_Exercise directions_
Leave out the pictures and repeat the data exactly.

(Entries from a dataset of interfaces)
%%

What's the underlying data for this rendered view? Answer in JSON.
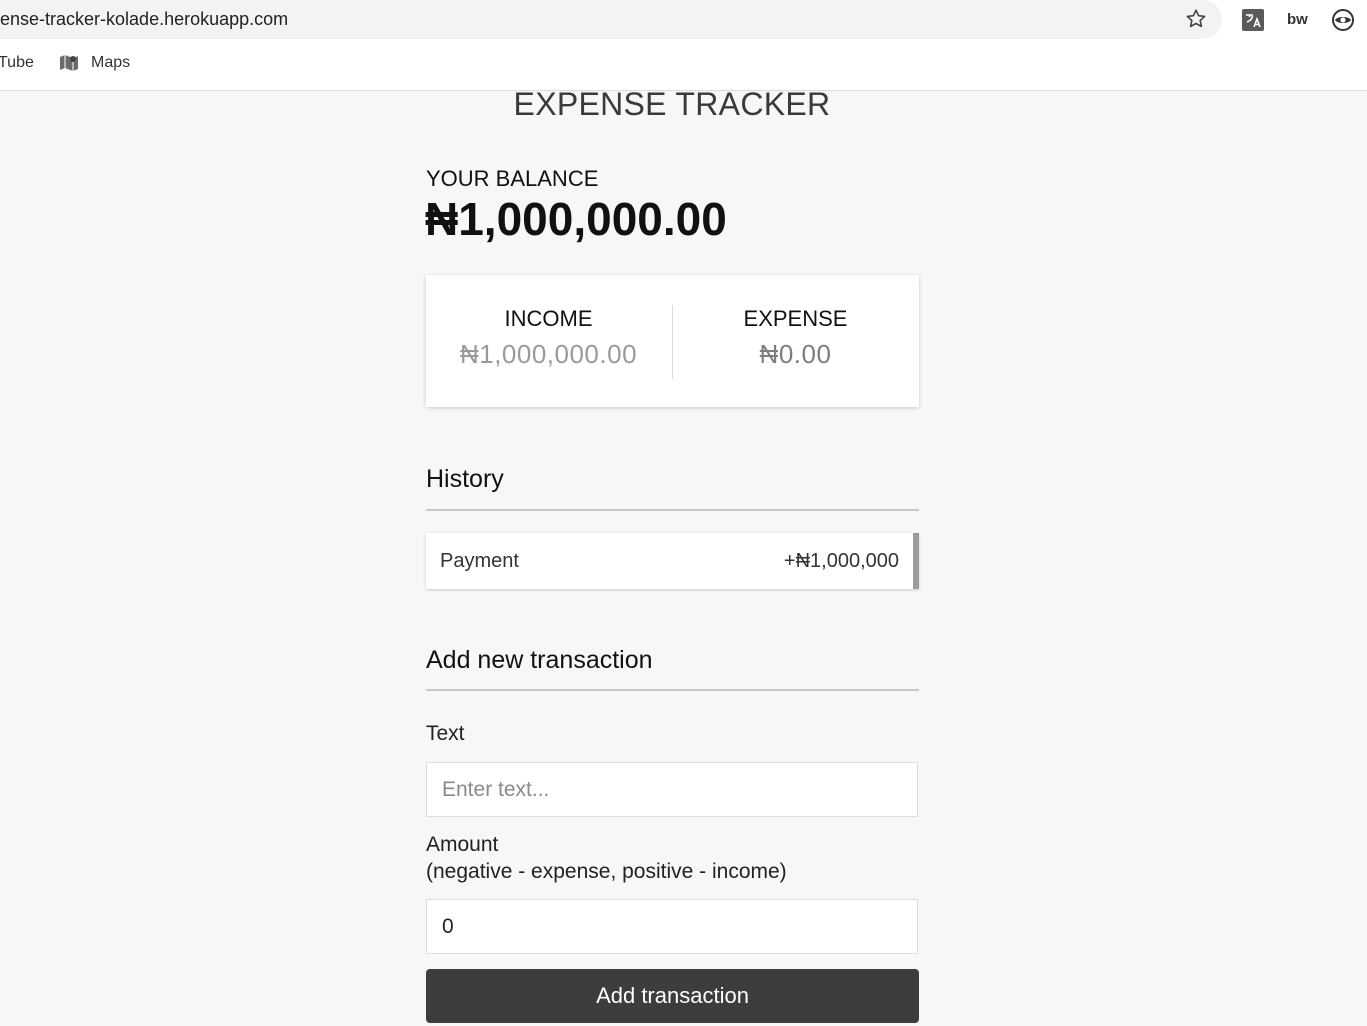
{
  "browser": {
    "url": "ense-tracker-kolade.herokuapp.com",
    "bookmarks": [
      {
        "label": "Tube"
      },
      {
        "label": "Maps",
        "icon": "maps-icon"
      }
    ],
    "extensions": {
      "bw_label": "bw"
    }
  },
  "app": {
    "title": "EXPENSE TRACKER",
    "balance_label": "YOUR BALANCE",
    "balance_value": "₦1,000,000.00",
    "income": {
      "label": "INCOME",
      "value": "₦1,000,000.00"
    },
    "expense": {
      "label": "EXPENSE",
      "value": "₦0.00"
    },
    "history": {
      "title": "History",
      "items": [
        {
          "text": "Payment",
          "amount": "+₦1,000,000"
        }
      ]
    },
    "form": {
      "title": "Add new transaction",
      "text_label": "Text",
      "text_placeholder": "Enter text...",
      "amount_label": "Amount",
      "amount_hint": "(negative - expense, positive - income)",
      "amount_value": "0",
      "submit_label": "Add transaction"
    }
  },
  "colors": {
    "page_bg": "#f7f7f7",
    "button_bg": "#3d3d3d",
    "history_border": "#9b9b9b"
  }
}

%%

_Result of the exercise_
What's the underlying data for this rendered view? Answer in JSON.
{
  "browser": {
    "url": "ense-tracker-kolade.herokuapp.com",
    "bookmarks": [
      {
        "label": "Tube"
      },
      {
        "label": "Maps",
        "icon": "maps-icon"
      }
    ],
    "extensions": {
      "bw_label": "bw"
    }
  },
  "app": {
    "title": "EXPENSE TRACKER",
    "balance_label": "YOUR BALANCE",
    "balance_value": "₦1,000,000.00",
    "income": {
      "label": "INCOME",
      "value": "₦1,000,000.00"
    },
    "expense": {
      "label": "EXPENSE",
      "value": "₦0.00"
    },
    "history": {
      "title": "History",
      "items": [
        {
          "text": "Payment",
          "amount": "+₦1,000,000"
        }
      ]
    },
    "form": {
      "title": "Add new transaction",
      "text_label": "Text",
      "text_placeholder": "Enter text...",
      "amount_label": "Amount",
      "amount_hint": "(negative - expense, positive - income)",
      "amount_value": "0",
      "submit_label": "Add transaction"
    }
  },
  "colors": {
    "page_bg": "#f7f7f7",
    "button_bg": "#3d3d3d",
    "history_border": "#9b9b9b"
  }
}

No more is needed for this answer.